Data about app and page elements
___

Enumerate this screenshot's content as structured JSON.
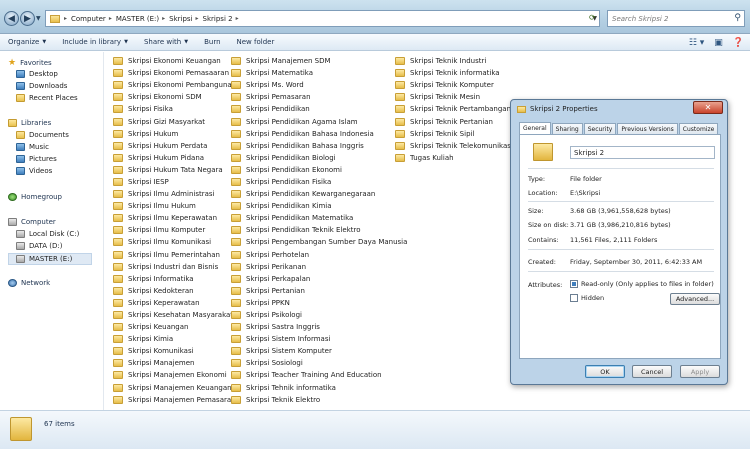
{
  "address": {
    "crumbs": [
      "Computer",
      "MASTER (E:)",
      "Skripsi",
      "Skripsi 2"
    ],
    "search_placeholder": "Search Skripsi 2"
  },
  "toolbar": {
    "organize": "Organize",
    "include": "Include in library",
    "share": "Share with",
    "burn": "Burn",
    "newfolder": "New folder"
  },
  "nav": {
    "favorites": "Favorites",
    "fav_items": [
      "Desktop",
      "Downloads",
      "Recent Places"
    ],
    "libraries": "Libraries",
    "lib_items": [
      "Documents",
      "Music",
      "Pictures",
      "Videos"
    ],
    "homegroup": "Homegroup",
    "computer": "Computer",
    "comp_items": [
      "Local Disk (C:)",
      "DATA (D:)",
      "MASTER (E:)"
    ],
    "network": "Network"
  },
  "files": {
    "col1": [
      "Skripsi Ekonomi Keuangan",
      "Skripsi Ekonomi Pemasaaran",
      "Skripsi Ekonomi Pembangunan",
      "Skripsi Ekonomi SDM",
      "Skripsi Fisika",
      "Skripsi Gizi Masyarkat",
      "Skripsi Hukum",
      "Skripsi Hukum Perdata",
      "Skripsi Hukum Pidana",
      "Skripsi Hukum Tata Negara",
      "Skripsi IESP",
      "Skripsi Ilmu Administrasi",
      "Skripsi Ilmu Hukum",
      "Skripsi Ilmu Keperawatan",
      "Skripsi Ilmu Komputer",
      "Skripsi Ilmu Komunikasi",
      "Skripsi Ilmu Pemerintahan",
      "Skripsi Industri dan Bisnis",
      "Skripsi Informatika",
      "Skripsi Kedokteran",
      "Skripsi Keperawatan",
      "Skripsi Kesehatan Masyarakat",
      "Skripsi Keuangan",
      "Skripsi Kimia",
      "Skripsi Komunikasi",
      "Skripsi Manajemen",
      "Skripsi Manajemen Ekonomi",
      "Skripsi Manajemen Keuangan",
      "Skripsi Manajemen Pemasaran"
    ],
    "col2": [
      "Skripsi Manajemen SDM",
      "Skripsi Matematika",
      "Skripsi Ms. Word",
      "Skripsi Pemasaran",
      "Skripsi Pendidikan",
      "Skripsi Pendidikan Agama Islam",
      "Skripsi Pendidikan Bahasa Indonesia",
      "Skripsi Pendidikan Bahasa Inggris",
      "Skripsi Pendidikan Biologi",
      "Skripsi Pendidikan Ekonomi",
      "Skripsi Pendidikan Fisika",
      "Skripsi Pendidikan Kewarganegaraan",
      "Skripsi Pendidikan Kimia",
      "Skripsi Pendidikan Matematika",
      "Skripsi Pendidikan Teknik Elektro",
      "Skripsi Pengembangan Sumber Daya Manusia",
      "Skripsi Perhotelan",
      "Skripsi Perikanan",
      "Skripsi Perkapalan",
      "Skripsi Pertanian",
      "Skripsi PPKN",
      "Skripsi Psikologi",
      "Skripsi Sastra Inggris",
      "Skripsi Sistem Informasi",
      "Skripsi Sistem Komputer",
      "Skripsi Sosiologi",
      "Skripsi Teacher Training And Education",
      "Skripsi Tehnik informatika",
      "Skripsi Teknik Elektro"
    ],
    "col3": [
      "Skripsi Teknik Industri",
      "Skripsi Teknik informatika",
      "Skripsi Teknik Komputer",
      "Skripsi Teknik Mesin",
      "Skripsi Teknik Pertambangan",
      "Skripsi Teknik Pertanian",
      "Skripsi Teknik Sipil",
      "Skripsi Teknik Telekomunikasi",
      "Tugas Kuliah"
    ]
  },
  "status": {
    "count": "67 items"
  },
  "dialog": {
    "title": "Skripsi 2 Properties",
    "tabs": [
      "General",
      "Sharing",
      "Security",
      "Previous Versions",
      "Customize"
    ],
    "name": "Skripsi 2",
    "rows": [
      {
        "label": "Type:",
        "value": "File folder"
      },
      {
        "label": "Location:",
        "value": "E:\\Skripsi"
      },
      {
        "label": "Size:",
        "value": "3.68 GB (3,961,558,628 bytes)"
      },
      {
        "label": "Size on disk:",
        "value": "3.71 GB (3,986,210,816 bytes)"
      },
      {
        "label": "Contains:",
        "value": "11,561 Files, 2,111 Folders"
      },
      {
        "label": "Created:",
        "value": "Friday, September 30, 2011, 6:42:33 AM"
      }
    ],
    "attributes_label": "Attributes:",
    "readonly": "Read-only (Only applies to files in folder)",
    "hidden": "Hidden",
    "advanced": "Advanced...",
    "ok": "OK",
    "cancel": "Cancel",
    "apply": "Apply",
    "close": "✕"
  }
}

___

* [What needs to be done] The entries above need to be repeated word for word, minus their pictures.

* [Completed exercise]
Enumerate this screenshot's content as structured JSON.
{
  "address": {
    "crumbs": [
      "Computer",
      "MASTER (E:)",
      "Skripsi",
      "Skripsi 2"
    ],
    "search_placeholder": "Search Skripsi 2"
  },
  "toolbar": {
    "organize": "Organize",
    "include": "Include in library",
    "share": "Share with",
    "burn": "Burn",
    "newfolder": "New folder"
  },
  "nav": {
    "favorites": "Favorites",
    "fav_items": [
      "Desktop",
      "Downloads",
      "Recent Places"
    ],
    "libraries": "Libraries",
    "lib_items": [
      "Documents",
      "Music",
      "Pictures",
      "Videos"
    ],
    "homegroup": "Homegroup",
    "computer": "Computer",
    "comp_items": [
      "Local Disk (C:)",
      "DATA (D:)",
      "MASTER (E:)"
    ],
    "network": "Network"
  },
  "files": {
    "col1": [
      "Skripsi Ekonomi Keuangan",
      "Skripsi Ekonomi Pemasaaran",
      "Skripsi Ekonomi Pembangunan",
      "Skripsi Ekonomi SDM",
      "Skripsi Fisika",
      "Skripsi Gizi Masyarkat",
      "Skripsi Hukum",
      "Skripsi Hukum Perdata",
      "Skripsi Hukum Pidana",
      "Skripsi Hukum Tata Negara",
      "Skripsi IESP",
      "Skripsi Ilmu Administrasi",
      "Skripsi Ilmu Hukum",
      "Skripsi Ilmu Keperawatan",
      "Skripsi Ilmu Komputer",
      "Skripsi Ilmu Komunikasi",
      "Skripsi Ilmu Pemerintahan",
      "Skripsi Industri dan Bisnis",
      "Skripsi Informatika",
      "Skripsi Kedokteran",
      "Skripsi Keperawatan",
      "Skripsi Kesehatan Masyarakat",
      "Skripsi Keuangan",
      "Skripsi Kimia",
      "Skripsi Komunikasi",
      "Skripsi Manajemen",
      "Skripsi Manajemen Ekonomi",
      "Skripsi Manajemen Keuangan",
      "Skripsi Manajemen Pemasaran"
    ],
    "col2": [
      "Skripsi Manajemen SDM",
      "Skripsi Matematika",
      "Skripsi Ms. Word",
      "Skripsi Pemasaran",
      "Skripsi Pendidikan",
      "Skripsi Pendidikan Agama Islam",
      "Skripsi Pendidikan Bahasa Indonesia",
      "Skripsi Pendidikan Bahasa Inggris",
      "Skripsi Pendidikan Biologi",
      "Skripsi Pendidikan Ekonomi",
      "Skripsi Pendidikan Fisika",
      "Skripsi Pendidikan Kewarganegaraan",
      "Skripsi Pendidikan Kimia",
      "Skripsi Pendidikan Matematika",
      "Skripsi Pendidikan Teknik Elektro",
      "Skripsi Pengembangan Sumber Daya Manusia",
      "Skripsi Perhotelan",
      "Skripsi Perikanan",
      "Skripsi Perkapalan",
      "Skripsi Pertanian",
      "Skripsi PPKN",
      "Skripsi Psikologi",
      "Skripsi Sastra Inggris",
      "Skripsi Sistem Informasi",
      "Skripsi Sistem Komputer",
      "Skripsi Sosiologi",
      "Skripsi Teacher Training And Education",
      "Skripsi Tehnik informatika",
      "Skripsi Teknik Elektro"
    ],
    "col3": [
      "Skripsi Teknik Industri",
      "Skripsi Teknik informatika",
      "Skripsi Teknik Komputer",
      "Skripsi Teknik Mesin",
      "Skripsi Teknik Pertambangan",
      "Skripsi Teknik Pertanian",
      "Skripsi Teknik Sipil",
      "Skripsi Teknik Telekomunikasi",
      "Tugas Kuliah"
    ]
  },
  "status": {
    "count": "67 items"
  },
  "dialog": {
    "title": "Skripsi 2 Properties",
    "tabs": [
      "General",
      "Sharing",
      "Security",
      "Previous Versions",
      "Customize"
    ],
    "name": "Skripsi 2",
    "rows": [
      {
        "label": "Type:",
        "value": "File folder"
      },
      {
        "label": "Location:",
        "value": "E:\\Skripsi"
      },
      {
        "label": "Size:",
        "value": "3.68 GB (3,961,558,628 bytes)"
      },
      {
        "label": "Size on disk:",
        "value": "3.71 GB (3,986,210,816 bytes)"
      },
      {
        "label": "Contains:",
        "value": "11,561 Files, 2,111 Folders"
      },
      {
        "label": "Created:",
        "value": "Friday, September 30, 2011, 6:42:33 AM"
      }
    ],
    "attributes_label": "Attributes:",
    "readonly": "Read-only (Only applies to files in folder)",
    "hidden": "Hidden",
    "advanced": "Advanced...",
    "ok": "OK",
    "cancel": "Cancel",
    "apply": "Apply",
    "close": "✕"
  }
}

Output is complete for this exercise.